8 comments:

cyberpastor said...

Love your work B. I read most of this book while trying to avoid writing up my dissertation and so didn't really pay it the attention it deserved. I really enjoyed the bits to which I did attend but got stuck on the notion of the pastor as director (albeit assistant.) Must the dynamics of the stage also determine church government? One director one pastor?

byron said...

Must the dynamics of the stage also determine church government? One director one pastor?
Yeah - this was one of those issues where it felt like the choice of metaphor subtly reinforced unexamined assumptions without further justification.

byron said...

Hey, if anyone knows how to do HTML footnotes, I'd love to learn.

Mikhaela said...

1. How fun! I read and was highly entertained/stimulated. I would like to think more about this - his vision of a catholic-evangelical orthodoxy: keeping a definite theo-dramatic centre without denying the genuine and legitimate catholic diversity of contemporary and historic performance - point, but I'm fairly sure that's because I've been reading Eco lately

2. Four stars for not posting in two parts; Hail Byron Smith, Champion Of Anti-Soundbite Culture!!! Some posts need flow...

3. Four stars??? Are you challenging Margaret & David to filmo v. theo battle???

David Mackinder said...

regarding footnotes in HTML, have a look at -- and play with -- Textile (http://textism.com/tools/textile/)

Cynthia Nielsen said...

Nice work, Byron.
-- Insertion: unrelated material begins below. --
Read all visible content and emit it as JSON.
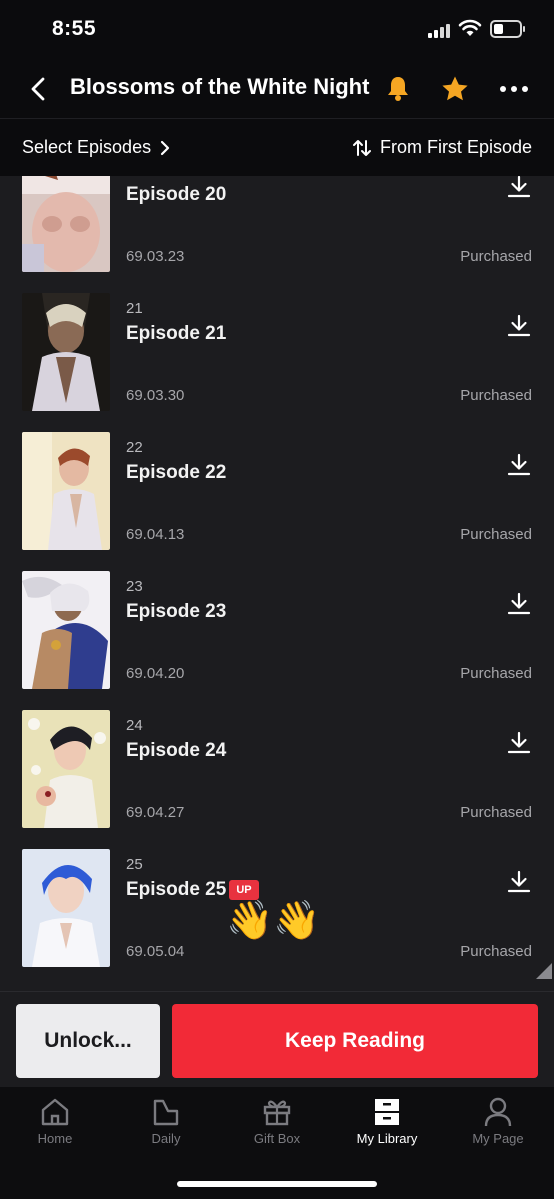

Thanks for taking the time to do this.

Best wishes,
Cynthia

peter j said...

quite frankly the word "dramaturge" sounds made up.

byron said...

Mik - 1. Thanks - what Eco have you been reading?
2. Some things need length. Other things need length but won't get read unless they're snappy.
3. Margaret and David: two stars.

David - thanks for the link.

Cynthia - no problem.

Pete - it is. Like all words.